It's been a good news-bad news kind of week for Merck and its cholesterol drugs Vytorin and Zetia. First, the good news: FDA says it has finished reviewing the data on potential links between those drugs and an increased risk of cancer and cancer-related deaths. And on balance, it's "unlikely" that the drugs increase those risks, the agency says.
"Based on the currently available information, FDA believes it is unlikely that Vytorin or Zetia increase the risk of cancer or cancer-related death, but at this time an association cannot be definitively ruled out," the agency said (as quoted by the Wall Street Journal).
Now, the bad news: Just a couple months after finalizing its purchase of Schering-Plough--and with it, full control of both Vytorin and Zetia--Merck now has to fight off a patent challenge. Merck's Schering unit brought suit after Mylan became the first to ask FDA to approve its generic version of Vytorin. In fact, Schering sued twice: Once in West Virginia, where Mylan is based (in Morgantown, FYI), and once in New Jersey, where Schering has its HQ.
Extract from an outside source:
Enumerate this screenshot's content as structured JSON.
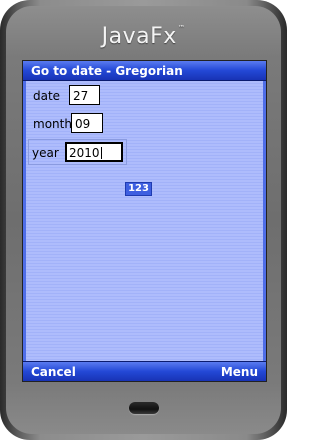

Merck's cholesterol-drug woes have been in the news a lot this year: The studies that questioned the meds' efficacy, outcomes-wise if not surrogate-marker-wise; the subsequent decline in scrips and sales. But the FDA's decision on cancer risk removes at least part of the worry. And by any measure, Vytorin and Zetia together are big-time revenue drivers for Merck. We'll have to wait and see whether the FDA judgment translates into better sales numbers.